As part of ongoing smart city developments in the city of Reno, Nevada, the work presented within this paper involves a 100 mbps fiber network provided by the city of Reno. While this network was deployed to specifically address the cyber-infrastructure needs within the city of Reno, this called for the development of a Software Data Pipeline (SDP) that could enable reliable data transformation, transferal, and logging between edge computers and the fog computing network.

In this paper, the authors developed an SDP that leverages NiFi/MiNiFi to facilitate the movement of lidar data generated at various edge computing locations placed around the city of Reno, specifically the Virginia Street corridor. This data is relayed to the fog computing network located at the University of Nevada, Reno (UNR), which is then finally piped towards its destination, UNR's Pronghorn High Performance Computing Cluster, for archival storage. The software on the edge environments use Docker Compose with MiNiFi to hook into the NiFi-based data pipeline in which the lidar point-clouds are compressed and then transmitted off. The software within the UNR Data Center uses Kubernetes to scale up NiFi hosts and receive the lidar point clouds, which are then processed for storage. To ease any confusion, the name “UNR-Virginia SDP” was chosen as the colloquial name to refer to the SDP approach presented in this paper.

The UNR-Virginia SDP does offer some insights for those interested in establishing a scalable pipeline for spatial data collection within smart city infrastructure (Duygan et al., 2022). With the increasing interest in smart city development, the UNR-Virginia SDP provides a template so that other cities with similar network infrastructure may easily incorporate lidar data collection as part of their normal workflow. Due to the versatility of lidar data, lidar collection presents more opportunities for cities to better utilize big data methodologies for effective planning or the establishment of new data-driven solutions (McCrae & Zakhor, 2020; Zhao et al., 2019).

As a form of evaluation for the UNR-Virginia SDP, the authors conducted an analysis of different compression algorithms, compared the discussed approach with the present network bandwidth, and finally performed a feature comparison with major established third-party services, RSync (Davison, 2023) and Globus (Foster et al., 2012). Furthermore, additional metrics gathered from the UNR-Virginia SDP were recorded, such as the bandwidth usage, resource usage on edge devices, and recording time for message transfer. To elaborate, this involved testing different compression methods in terms of resource usage, average CPU usage, average memory usage, total duration time, and size of messages. As part of the feature comparison, RSync and Globus were compared against the UNR-Virginia SDP for basic functionality of data transmission and receiving, load balancing, parallel streaming support, the customization of data flow, and file verification.

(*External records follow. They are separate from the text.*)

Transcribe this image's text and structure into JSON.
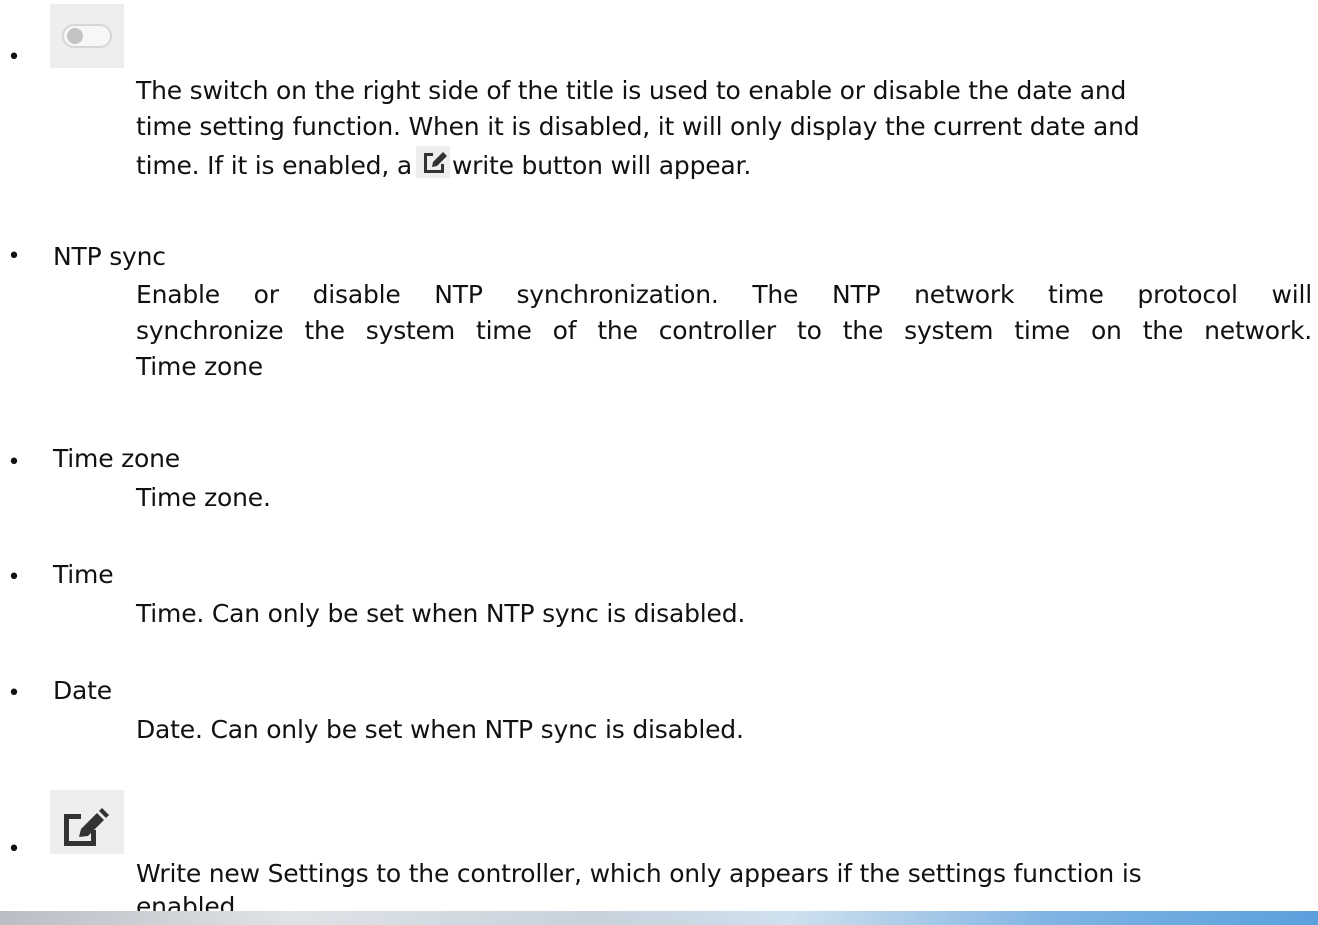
{
  "items": [
    {
      "icon": "toggle-switch-icon",
      "desc_lines": [
        "The switch on the right side of the title is used to enable or disable the date and",
        "time setting function. When it is disabled, it will only display the current date and"
      ],
      "desc_last_before": "time. If it is enabled, a",
      "desc_inline_icon": "edit-icon",
      "desc_last_after": "write button will appear."
    },
    {
      "term": "NTP sync",
      "desc_lines": [
        "Enable or disable NTP synchronization. The NTP network time protocol will",
        "synchronize the system time of the controller to the system time on the network.",
        "Time zone"
      ]
    },
    {
      "term": "Time zone",
      "desc": "Time zone."
    },
    {
      "term": "Time",
      "desc": "Time. Can only be set when NTP sync is disabled."
    },
    {
      "term": "Date",
      "desc": "Date. Can only be set when NTP sync is disabled."
    },
    {
      "icon": "edit-icon",
      "desc_lines": [
        "Write new Settings to the controller, which only appears if the settings function is",
        "enabled."
      ]
    }
  ],
  "bullet_char": "•",
  "colors": {
    "text": "#111111",
    "icon_tile_bg": "#eeeeee",
    "toggle_knob": "#c3c3c3",
    "edit_icon": "#333333"
  }
}
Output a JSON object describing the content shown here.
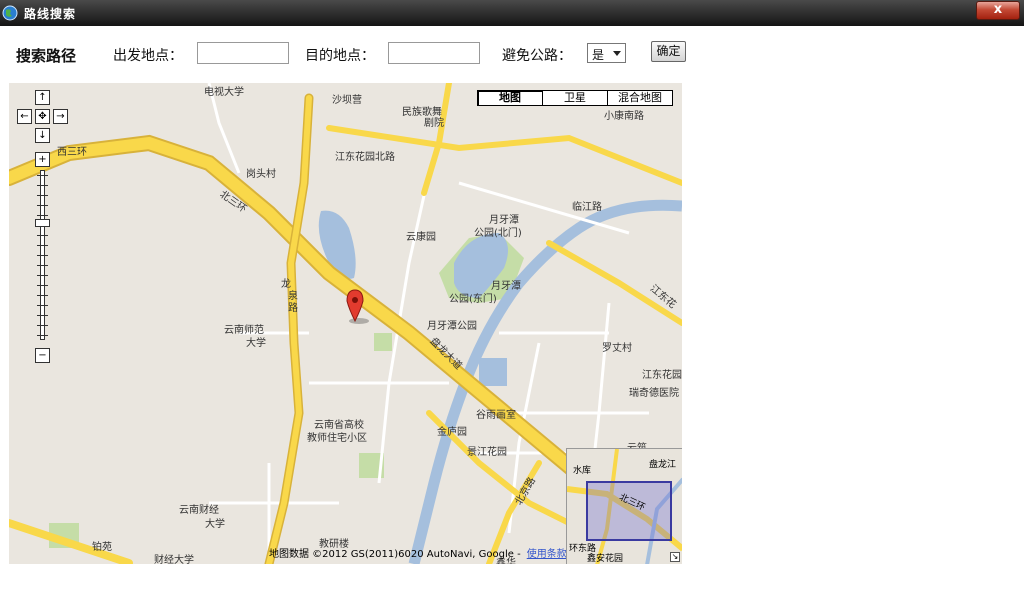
{
  "window": {
    "title": "路线搜索",
    "close_label": "x"
  },
  "toolbar": {
    "heading": "搜索路径",
    "origin_label": "出发地点：",
    "origin_value": "",
    "destination_label": "目的地点：",
    "destination_value": "",
    "avoid_label": "避免公路：",
    "avoid_selected": "是",
    "confirm_label": "确定"
  },
  "map": {
    "map_types": [
      "地图",
      "卫星",
      "混合地图"
    ],
    "active_map_type": "地图",
    "nav": {
      "up": "↑",
      "down": "↓",
      "left": "←",
      "right": "→",
      "center": "✥",
      "zoom_in": "+",
      "zoom_out": "−"
    },
    "labels": [
      "电视大学",
      "沙坝营",
      "民族歌舞",
      "剧院",
      "小康南路",
      "西三环",
      "江东花园北路",
      "岗头村",
      "北三环",
      "临江路",
      "月牙潭",
      "公园(北门)",
      "云康园",
      "龙",
      "泉",
      "路",
      "月牙潭",
      "公园(东门)",
      "江东花",
      "月牙潭公园",
      "云南师范",
      "大学",
      "罗丈村",
      "盘龙大道",
      "江东花园",
      "瑞奇德医院",
      "云南省高校",
      "教师住宅小区",
      "谷雨画室",
      "金庐园",
      "景江花园",
      "云南财经",
      "大学",
      "铂苑",
      "教研楼",
      "财经大学",
      "鑫华",
      "北京路",
      "云筑"
    ],
    "copyright": "地图数据 ©2012 GS(2011)6020 AutoNavi, Google -",
    "terms_link": "使用条款",
    "overview_labels": [
      "水库",
      "盘龙江",
      "北三环",
      "环东路",
      "鑫安花园"
    ]
  },
  "colors": {
    "road_major": "#f9d84a",
    "road_edge": "#d8b23a",
    "road_minor": "#ffffff",
    "water": "#a5bfdd",
    "park": "#c5dda7",
    "marker": "#e23b2e"
  }
}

The remainder of this paper is structured as follows: the first section presents background information of the technologies explored and used by the UNR-Virginia SDP, the second section describes the design of the UNR-Virginia SDP with considerations and expected requirements of the data pipeline, the third section details the resulting implementation of the planned design and data flow, the fourth section presents the overall performance evaluation of the software data pipeline with benchmarks and comparisons of other methods, and the final section discusses possible uses of the data pipeline and outlines future work to extend its functionality.

Complete Article List

Search this Journal:
Volume 12: 1 Issue (2024)
Volume 11: 1 Issue (2023)
Volume 10: 4 Issues (2022): 2 Released, 2 Forthcoming
Volume 9: 4 Issues (2021)
Volume 8: 4 Issues (2020)
Volume 7: 4 Issues (2019)
Volume 6: 4 Issues (2018)
Volume 5: 4 Issues (2017)
Volume 4: 4 Issues (2016)
Volume 3: 4 Issues (2015)
Volume 2: 4 Issues (2014)
Volume 1: 4 Issues (2013)
View Complete Journal Contents Listing